== Material supplied

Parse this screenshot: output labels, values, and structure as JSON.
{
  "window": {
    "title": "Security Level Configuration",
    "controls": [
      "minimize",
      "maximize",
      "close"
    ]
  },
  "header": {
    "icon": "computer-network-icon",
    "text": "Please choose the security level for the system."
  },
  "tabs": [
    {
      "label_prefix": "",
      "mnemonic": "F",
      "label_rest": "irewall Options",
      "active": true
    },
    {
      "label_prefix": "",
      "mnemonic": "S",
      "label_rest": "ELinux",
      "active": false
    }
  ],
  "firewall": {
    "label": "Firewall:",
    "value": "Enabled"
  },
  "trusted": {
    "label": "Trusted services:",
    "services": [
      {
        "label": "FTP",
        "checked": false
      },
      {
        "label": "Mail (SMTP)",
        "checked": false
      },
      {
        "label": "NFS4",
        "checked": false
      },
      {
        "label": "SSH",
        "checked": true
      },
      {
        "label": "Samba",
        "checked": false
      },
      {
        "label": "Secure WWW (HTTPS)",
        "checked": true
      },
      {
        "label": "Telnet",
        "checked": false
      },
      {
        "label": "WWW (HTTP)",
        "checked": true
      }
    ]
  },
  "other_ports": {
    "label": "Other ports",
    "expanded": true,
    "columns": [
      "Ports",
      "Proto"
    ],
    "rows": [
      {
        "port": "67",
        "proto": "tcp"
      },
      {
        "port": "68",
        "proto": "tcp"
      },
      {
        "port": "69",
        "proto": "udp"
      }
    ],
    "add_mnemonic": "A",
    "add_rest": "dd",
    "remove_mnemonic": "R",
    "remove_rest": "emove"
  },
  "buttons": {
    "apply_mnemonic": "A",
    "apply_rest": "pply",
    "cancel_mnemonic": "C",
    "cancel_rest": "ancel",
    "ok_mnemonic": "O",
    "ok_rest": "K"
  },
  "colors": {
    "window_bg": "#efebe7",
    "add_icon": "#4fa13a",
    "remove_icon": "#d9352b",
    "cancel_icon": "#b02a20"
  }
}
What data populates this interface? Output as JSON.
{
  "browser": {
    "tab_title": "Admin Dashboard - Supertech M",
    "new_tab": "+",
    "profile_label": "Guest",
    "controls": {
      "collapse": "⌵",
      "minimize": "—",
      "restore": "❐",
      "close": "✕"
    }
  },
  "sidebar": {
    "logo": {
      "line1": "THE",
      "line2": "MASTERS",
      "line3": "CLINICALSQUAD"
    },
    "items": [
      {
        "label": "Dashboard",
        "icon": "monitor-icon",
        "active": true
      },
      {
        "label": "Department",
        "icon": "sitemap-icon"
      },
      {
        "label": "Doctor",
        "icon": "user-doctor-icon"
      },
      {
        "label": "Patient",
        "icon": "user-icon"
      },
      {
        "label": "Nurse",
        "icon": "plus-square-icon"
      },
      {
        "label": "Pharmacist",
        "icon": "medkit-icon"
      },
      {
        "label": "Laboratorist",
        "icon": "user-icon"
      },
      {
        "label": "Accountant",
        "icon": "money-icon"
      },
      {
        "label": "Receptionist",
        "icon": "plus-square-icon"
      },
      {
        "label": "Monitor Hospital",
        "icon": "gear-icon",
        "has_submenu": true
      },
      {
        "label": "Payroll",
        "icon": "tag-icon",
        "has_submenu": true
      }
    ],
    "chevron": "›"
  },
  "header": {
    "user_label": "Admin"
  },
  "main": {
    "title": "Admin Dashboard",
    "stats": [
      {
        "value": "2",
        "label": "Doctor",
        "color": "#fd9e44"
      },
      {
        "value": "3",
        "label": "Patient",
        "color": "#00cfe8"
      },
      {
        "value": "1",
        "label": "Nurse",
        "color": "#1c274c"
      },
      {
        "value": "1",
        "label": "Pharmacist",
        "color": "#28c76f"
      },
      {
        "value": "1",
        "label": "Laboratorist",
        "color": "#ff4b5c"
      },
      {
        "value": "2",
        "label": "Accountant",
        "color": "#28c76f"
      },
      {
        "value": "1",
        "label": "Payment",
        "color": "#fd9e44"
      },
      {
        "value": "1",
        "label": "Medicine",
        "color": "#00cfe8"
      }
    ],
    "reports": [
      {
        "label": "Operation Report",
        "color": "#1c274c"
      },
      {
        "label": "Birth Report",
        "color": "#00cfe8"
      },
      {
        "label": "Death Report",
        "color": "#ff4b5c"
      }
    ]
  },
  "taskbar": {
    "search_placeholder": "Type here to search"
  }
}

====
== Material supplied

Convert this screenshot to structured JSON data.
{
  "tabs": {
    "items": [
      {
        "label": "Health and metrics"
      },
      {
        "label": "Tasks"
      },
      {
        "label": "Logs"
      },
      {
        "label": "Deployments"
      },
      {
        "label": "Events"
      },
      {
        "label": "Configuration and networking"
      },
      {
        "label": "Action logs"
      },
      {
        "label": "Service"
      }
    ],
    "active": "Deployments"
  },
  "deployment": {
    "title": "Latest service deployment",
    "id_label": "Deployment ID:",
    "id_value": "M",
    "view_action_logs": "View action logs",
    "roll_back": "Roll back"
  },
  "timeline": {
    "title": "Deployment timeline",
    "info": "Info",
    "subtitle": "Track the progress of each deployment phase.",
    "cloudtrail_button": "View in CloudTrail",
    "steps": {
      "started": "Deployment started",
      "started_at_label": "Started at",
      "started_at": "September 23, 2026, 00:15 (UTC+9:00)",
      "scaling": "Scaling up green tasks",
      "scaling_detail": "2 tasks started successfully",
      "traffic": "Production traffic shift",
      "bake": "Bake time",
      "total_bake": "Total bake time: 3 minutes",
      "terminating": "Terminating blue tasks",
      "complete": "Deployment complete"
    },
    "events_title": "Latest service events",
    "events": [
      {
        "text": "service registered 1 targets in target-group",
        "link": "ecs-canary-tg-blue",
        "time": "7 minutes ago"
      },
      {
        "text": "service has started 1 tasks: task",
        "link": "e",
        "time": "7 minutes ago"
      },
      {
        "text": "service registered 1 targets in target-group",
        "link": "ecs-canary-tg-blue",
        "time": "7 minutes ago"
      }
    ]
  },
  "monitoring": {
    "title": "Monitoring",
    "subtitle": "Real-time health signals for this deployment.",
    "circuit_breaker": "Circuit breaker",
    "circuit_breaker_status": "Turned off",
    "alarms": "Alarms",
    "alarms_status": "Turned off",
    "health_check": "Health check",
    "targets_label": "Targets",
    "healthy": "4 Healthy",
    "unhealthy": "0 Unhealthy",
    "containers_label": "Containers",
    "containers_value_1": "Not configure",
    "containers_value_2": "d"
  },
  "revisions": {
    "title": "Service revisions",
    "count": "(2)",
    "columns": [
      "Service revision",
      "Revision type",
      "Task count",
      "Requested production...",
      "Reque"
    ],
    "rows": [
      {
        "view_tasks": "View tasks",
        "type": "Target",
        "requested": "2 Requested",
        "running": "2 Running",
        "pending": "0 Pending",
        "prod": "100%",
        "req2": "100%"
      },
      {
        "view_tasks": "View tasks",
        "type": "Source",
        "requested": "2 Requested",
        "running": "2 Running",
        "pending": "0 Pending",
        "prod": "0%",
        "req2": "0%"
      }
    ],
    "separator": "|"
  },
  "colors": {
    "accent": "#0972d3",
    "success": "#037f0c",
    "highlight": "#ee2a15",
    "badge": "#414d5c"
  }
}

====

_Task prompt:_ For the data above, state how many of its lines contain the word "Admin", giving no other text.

_Result for this exercise:_ 3